Students learned how to navigate as professional journalists in a foreign culture by working with Italian interpreters and crafting ready-to-publish features and news stories. They also studied “survival” Italian to learn about the history and culture of the region.

Students Learning Video Production in the Piazza

Students Learning Video Production in the Piazza

The project was developed by the Institute for Education in International Media (ieiMedia) and was co-sponsored by the School of Media Arts & Design at James Madison University.

Students were coached by an experienced staff, including a Pulitzer Prize-winning journalist, two former Washington Post and White House photographers and major television market videographers and reporters. Students were taught writing, photojournalism and online video with emphasis on experiential learning. 


Student reporters were not required to have Italian language background. Instead, they worked with University of Urbino foreign language students who served as interpreters/translators. They helped guide our reporters through the culture and worked with them during the story development process. Interpreters included Sofia Sacconi, Veronica Dadi, Vitalba Conte, Alessandra Di Sante, Roberta Schiralli, Simona di Carlo, Alessandra Rioldi, Silvia Malagoli, Michele De Gregorio, Lucia D’Agostino, Vanessa Cammarota and Luca Ambrogiani. We are indebted to them all for their assistance.

The City

Urbino is a picturesque Renaissance hill town and the capital of the Marche region of central Italy. Although Urbino was a Roman and medieval city, its peak came during the 15th century when Duke Federico da Montefeltro established one of Europe’s most illustrious courts. Its impressive Ducal Palace houses one of the most important collections of Renaissance paintings in Italy. Urbino’s historic center is a UNESCO World Heritage Site.

Students on an outing to a cantina (winery).

The same students on an outing to a cantina (winery).

Urbino lies in the northern part of central Italy’s Marche Region, nestled between the Apennine Mountains and the Adriatic Sea. Many say the Renaissance started here. The Duke of Urbino’s twin-turreted palace still houses an outstanding collection of period art. Other attractions include a unique botanical garden and the boyhood home of the Renaissance artist Raphael. Lively beach towns are a bus ride away. Students lived and learned at the University of Urbino, with all meals included.

The University

The University of Urbino is situated in a Renaissance hill town in the northeastern part of central Italy.

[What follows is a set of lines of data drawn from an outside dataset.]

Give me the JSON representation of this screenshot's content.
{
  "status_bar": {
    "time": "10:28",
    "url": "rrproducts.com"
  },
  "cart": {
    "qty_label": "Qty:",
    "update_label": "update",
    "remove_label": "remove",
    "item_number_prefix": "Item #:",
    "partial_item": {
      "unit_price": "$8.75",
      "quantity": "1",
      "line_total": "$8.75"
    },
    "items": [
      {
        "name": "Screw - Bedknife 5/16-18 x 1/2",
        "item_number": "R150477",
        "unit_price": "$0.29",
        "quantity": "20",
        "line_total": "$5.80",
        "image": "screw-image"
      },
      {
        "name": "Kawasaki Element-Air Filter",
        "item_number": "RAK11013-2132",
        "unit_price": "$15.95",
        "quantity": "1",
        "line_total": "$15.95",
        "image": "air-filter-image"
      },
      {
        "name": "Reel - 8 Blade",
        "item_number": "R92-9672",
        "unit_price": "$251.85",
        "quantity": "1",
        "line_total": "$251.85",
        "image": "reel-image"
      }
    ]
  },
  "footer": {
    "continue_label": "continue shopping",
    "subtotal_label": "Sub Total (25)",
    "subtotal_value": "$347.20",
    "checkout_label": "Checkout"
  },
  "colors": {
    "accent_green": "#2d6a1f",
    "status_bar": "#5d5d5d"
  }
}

The university was founded in 1506, and currently has about 20,000 students, many of whom are from overseas. The university has no central campus as such, and instead occupies numerous buildings throughout the town and in the surrounding countryside.